---------- Listed entries
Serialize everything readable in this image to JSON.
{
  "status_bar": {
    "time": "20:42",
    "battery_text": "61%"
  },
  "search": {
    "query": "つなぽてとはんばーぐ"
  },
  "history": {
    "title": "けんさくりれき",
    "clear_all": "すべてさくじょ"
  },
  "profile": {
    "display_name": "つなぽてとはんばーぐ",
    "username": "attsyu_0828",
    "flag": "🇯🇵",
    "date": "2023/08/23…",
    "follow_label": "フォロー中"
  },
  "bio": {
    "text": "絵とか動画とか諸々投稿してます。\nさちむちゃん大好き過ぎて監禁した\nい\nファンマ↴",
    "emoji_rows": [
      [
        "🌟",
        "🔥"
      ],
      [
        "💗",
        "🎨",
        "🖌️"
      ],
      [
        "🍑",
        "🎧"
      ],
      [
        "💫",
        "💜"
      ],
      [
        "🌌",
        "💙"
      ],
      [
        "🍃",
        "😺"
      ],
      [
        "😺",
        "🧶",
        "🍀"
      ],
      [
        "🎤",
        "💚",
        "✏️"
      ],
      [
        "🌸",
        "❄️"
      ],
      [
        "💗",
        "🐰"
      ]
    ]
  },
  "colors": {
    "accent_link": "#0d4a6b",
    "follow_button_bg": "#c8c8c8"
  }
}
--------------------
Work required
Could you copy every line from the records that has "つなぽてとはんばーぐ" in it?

Response to the task
    "query": "つなぽてとはんばーぐ"
    "display_name": "つなぽてとはんばーぐ",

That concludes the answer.